Because medical pedigrees also capture a family's shared environment and cultural attitudes that affect their health, a family tree can in many ways be more useful than a genomic scan.

"The reality is we've had a tool that is effective to do personalized medicine for a long time," Williams said. "We just haven't taken advantage of it."

Genes - segments of DNA that determine specific traits, such as eye or hair color - are inherited from a person's parents, explained Jenny Johnson, a health educator for the Utah Department of Health's Chronic Disease Genomics Program.

When a gene changes, or mutates, that mutation is passed on to children and can sometimes result in disease, she said. Most health problems result from both genetic makeup and the way a person lives.

While many Utah families know their lineage, knowing health history can be a culturally distinct issue, said Janet Williams, a genetic counselor at the Genetics Institute at LDS Hospital.

"Some families talk about their health problems.

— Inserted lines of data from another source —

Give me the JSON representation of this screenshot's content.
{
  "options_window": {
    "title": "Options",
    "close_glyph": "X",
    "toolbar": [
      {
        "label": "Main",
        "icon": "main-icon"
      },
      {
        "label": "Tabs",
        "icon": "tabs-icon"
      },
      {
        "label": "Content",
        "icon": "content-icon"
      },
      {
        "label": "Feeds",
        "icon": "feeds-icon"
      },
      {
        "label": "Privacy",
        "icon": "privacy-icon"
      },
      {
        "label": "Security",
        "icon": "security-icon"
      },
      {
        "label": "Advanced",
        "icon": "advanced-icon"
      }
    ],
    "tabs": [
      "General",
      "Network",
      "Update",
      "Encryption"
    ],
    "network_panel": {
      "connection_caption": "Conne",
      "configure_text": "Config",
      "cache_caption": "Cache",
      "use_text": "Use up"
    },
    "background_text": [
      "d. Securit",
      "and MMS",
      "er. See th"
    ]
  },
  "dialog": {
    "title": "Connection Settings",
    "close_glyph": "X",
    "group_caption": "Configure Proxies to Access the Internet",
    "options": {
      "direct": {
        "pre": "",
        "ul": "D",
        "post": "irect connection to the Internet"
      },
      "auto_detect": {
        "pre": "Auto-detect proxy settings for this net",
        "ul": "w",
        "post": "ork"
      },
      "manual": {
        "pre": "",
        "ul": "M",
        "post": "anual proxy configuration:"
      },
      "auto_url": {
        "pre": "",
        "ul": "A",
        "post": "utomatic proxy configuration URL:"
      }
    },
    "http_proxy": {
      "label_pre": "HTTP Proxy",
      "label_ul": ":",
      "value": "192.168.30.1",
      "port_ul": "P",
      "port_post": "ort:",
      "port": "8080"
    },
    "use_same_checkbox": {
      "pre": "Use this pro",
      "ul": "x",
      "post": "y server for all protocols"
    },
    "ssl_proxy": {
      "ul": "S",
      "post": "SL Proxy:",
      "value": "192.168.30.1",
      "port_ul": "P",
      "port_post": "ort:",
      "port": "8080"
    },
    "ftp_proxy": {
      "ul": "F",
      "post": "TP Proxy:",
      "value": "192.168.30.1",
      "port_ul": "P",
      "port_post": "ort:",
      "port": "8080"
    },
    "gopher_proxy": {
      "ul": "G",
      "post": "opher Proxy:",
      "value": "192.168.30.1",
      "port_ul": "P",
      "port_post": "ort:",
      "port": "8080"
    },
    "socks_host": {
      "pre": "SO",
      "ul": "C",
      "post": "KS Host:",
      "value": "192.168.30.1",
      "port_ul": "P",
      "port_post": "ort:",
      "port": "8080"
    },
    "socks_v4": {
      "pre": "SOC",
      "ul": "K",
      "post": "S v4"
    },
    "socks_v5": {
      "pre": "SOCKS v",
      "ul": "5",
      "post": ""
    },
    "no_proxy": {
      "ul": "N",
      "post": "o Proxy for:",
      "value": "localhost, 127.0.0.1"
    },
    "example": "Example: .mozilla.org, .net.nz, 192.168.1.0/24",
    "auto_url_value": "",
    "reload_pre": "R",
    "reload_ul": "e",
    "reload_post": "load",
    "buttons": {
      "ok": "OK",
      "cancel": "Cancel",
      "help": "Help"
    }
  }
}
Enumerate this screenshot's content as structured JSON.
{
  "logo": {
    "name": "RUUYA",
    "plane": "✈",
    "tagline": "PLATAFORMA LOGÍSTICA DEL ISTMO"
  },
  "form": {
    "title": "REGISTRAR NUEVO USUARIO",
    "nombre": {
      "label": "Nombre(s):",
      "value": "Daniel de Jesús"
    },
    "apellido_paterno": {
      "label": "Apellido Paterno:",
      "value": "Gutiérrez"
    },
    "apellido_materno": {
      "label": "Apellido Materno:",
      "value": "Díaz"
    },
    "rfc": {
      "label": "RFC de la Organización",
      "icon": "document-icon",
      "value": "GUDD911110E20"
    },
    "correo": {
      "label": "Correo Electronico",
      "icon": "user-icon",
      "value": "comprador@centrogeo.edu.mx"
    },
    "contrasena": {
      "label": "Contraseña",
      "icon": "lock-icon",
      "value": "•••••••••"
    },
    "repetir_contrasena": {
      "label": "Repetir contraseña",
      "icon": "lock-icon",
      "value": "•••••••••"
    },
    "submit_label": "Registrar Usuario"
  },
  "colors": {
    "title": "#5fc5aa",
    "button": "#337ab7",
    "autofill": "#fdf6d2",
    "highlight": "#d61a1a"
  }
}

Some families are very private about their health problems," she said.

The Genetics Institute is part of a national effort spearheaded by the non-profit Genetic Alliance, which is developing tools and questions that take cultural differences into account, she said.

Helping families prevent disease: In the 1980s, Utah became an early pioneer in using family medical history to improve public health.

The late physician Roger R. Williams discovered that just 14 percent of the state's families contributed to 72 percent of Utah's early coronary deaths. That prompted him to create the Family High Risk Program, which distributed a family health questionnaire in Utah high schools between 1983 and 1999.

A large family tree was designed to collect three generations of a family's medical history.

More than 151,000 families participated. Of those, 17,064 were identified as high risk for coronary heart disease, and another 13,106 as high risk for stroke.

The Utah Department of Health offered health advice and follow-up to 8,546 of the high-risk families.

"The program was the longest and one of the only programs that I know of anywhere that has ever used family health information to help families prevent disease," Johnson said.

The Utah researchers discovered that families who for generations had been dying of heart attacks in their 40s were willing to make lifestyle changes and start using medications, she said.

"Families who do their family health history and identify they are at increased risk - when given the information, they will make behavior changes," she said.

The University of Utah has since used the program's data to recruit families for heart disease studies, Johnson said. New research on how many of the high risk families made lifestyle changes - and maintained them - is expected to be published soon.

Also, an online pilot version of the questionnaire is almost ready, Adams said, and will be made available on the Web.

"What do we need to know?" Surveying her family medical history inspired Marian Gleason to change her life.

Her maternal grandfather died of a heart attack at 48. All seven of his sons - Gleason's uncles - had heart attacks and open heart surgeries in their 40s, and two of his four daughters, including Gleason's mother, died of heart attacks.

Gleason's father also died of a heart attack - at 63.

Now Gleason, 67 and the oldest of 10 children, is among only a handful of her siblings who haven't had a heart attack or open heart surgery. Diagnosed with diabetes type two several years ago, she adopted a healthier diet and became more active - exercising and taking a job in a bakery - and shed 45 pounds.

"When I passed 63, I was excited," she said.

Campbell, a professional genealogist, hopes that sharing her family health history with her children and grandchildren can spare them the surgeries, radiation and chemotherapy she has endured as a breast-cancer patient.

Her 26-year-old daughter, for example, is slated to receive her first mammogram in two years - earlier than most women, who don't usually begin getting the X-rays until their 40s.

"It's just a matter of knowing what the [family health care] history is and being really proactive with your own health care and going in to your doctor and saying, 'Look, I have a history of this and a history of this and a history of this - what do we need to know?' '' Campbell said.